Women’s Hormones Defined

How they work and why we need them

Hormones are molecular messages. They manage important processes in all body systems. Reproductive functions are a top priority for the success of the human race and in women, estradiol and progesterone are the major hormones in a healthy reproductive system. Women also produce the androgen hormone testosterone, an important hormone from the ovary that drives reproduction.

The role of hormones in health

From puberty until the beginning of menopause (aka perimenopause), the role of sex hormones in a women’s health is about driving reproduction. In general, healthy young adult women have high levels of ovarian hormones compared to menstruating women forty or older. As a woman ages, those levels slowly decline.

When a woman reaches perimenopause, the ovaries are producing much less of the sex hormones. Initially, ovulation starts to sputter: estrogen is low and progesterone may be low or non-existent during some cycles. During these times, the body leans on the adrenal glands to make androgens (which convert into estrogens in fat deposits). Later, these fat deposits are the post-menopause source of estrogens – mostly estrone.

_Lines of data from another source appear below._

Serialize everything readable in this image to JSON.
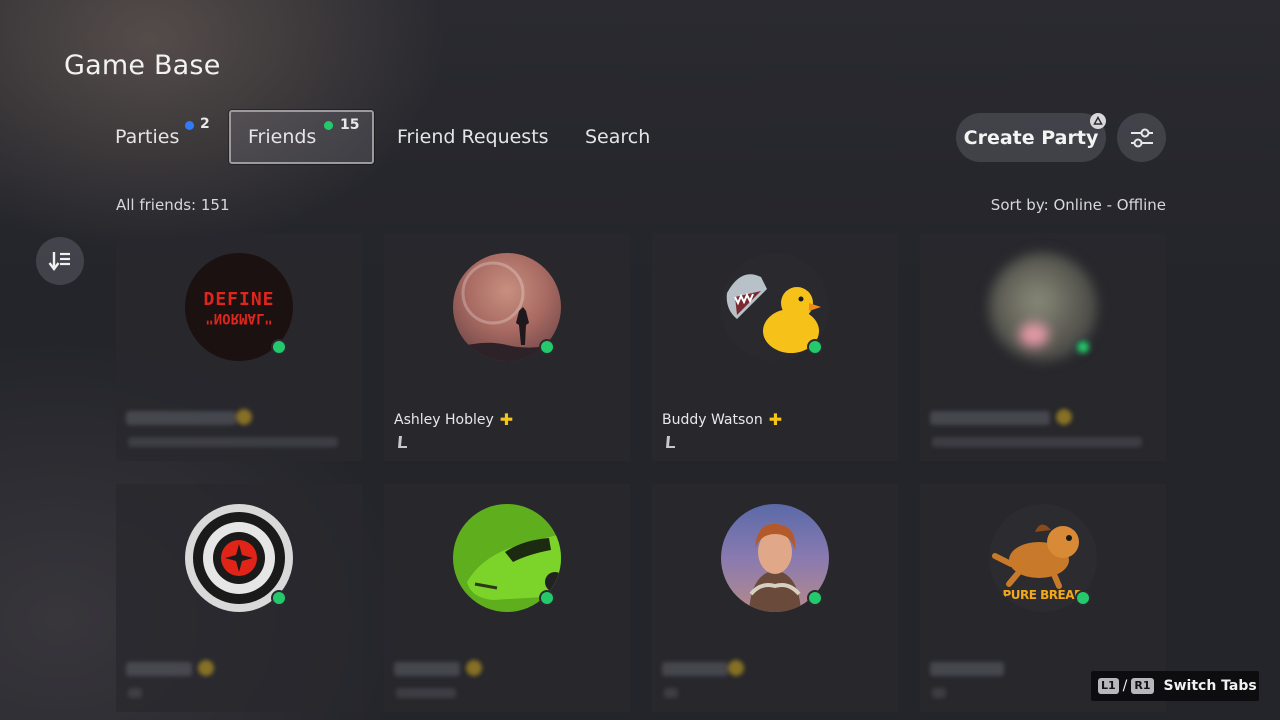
{
  "header": {
    "title": "Game Base"
  },
  "tabs": [
    {
      "label": "Parties",
      "count": "2",
      "dot_color": "#2f7cf6",
      "active": false
    },
    {
      "label": "Friends",
      "count": "15",
      "dot_color": "#23c96b",
      "active": true
    },
    {
      "label": "Friend Requests",
      "active": false
    },
    {
      "label": "Search",
      "active": false
    }
  ],
  "actions": {
    "create_party": "Create Party",
    "triangle_icon": "triangle-icon",
    "filter_icon": "sliders-icon"
  },
  "list_header": {
    "all_friends": "All friends: 151",
    "sort_by": "Sort by: Online - Offline"
  },
  "friends": [
    {
      "name": "",
      "hidden": true,
      "online": true,
      "avatar": "define-normal-avatar",
      "avatar_text_1": "DEFINE",
      "avatar_text_2": "\"NORMAL\""
    },
    {
      "name": "Ashley Hobley",
      "hidden": false,
      "online": true,
      "ps_plus": true,
      "platform_icon": "ps5-console-icon",
      "avatar": "horizon-silhouette-avatar"
    },
    {
      "name": "Buddy Watson",
      "hidden": false,
      "online": true,
      "ps_plus": true,
      "platform_icon": "ps5-console-icon",
      "avatar": "shark-duck-avatar"
    },
    {
      "name": "",
      "hidden": true,
      "online": true,
      "avatar": "blurred-avatar"
    },
    {
      "name": "",
      "hidden": true,
      "online": true,
      "avatar": "target-avatar"
    },
    {
      "name": "",
      "hidden": true,
      "online": true,
      "avatar": "green-car-avatar"
    },
    {
      "name": "",
      "hidden": true,
      "online": true,
      "avatar": "aloy-avatar"
    },
    {
      "name": "",
      "hidden": true,
      "online": true,
      "avatar": "dog-avatar",
      "avatar_text_1": "PURE BREAD"
    }
  ],
  "hint": {
    "key1": "L1",
    "separator": "/",
    "key2": "R1",
    "label": "Switch Tabs"
  },
  "colors": {
    "online": "#23c96b",
    "ps_plus": "#f5c518",
    "background": "#24252b"
  }
}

Menopause is the permanent loss of a woman’s sex hormone system. Metabolic imbalance, which results from this loss, can lead to many degenerative diseases such as osteoporosis, cardiovascular disease and dementia — unless the sex hormone system is restored appropriately.  How we age, and whether we become impacted by metabolic imbalance can be affected by a variety of factors such as genetics, environmental exposures, poor nutrition, lifestyle habits and loss or decline of any hormone system.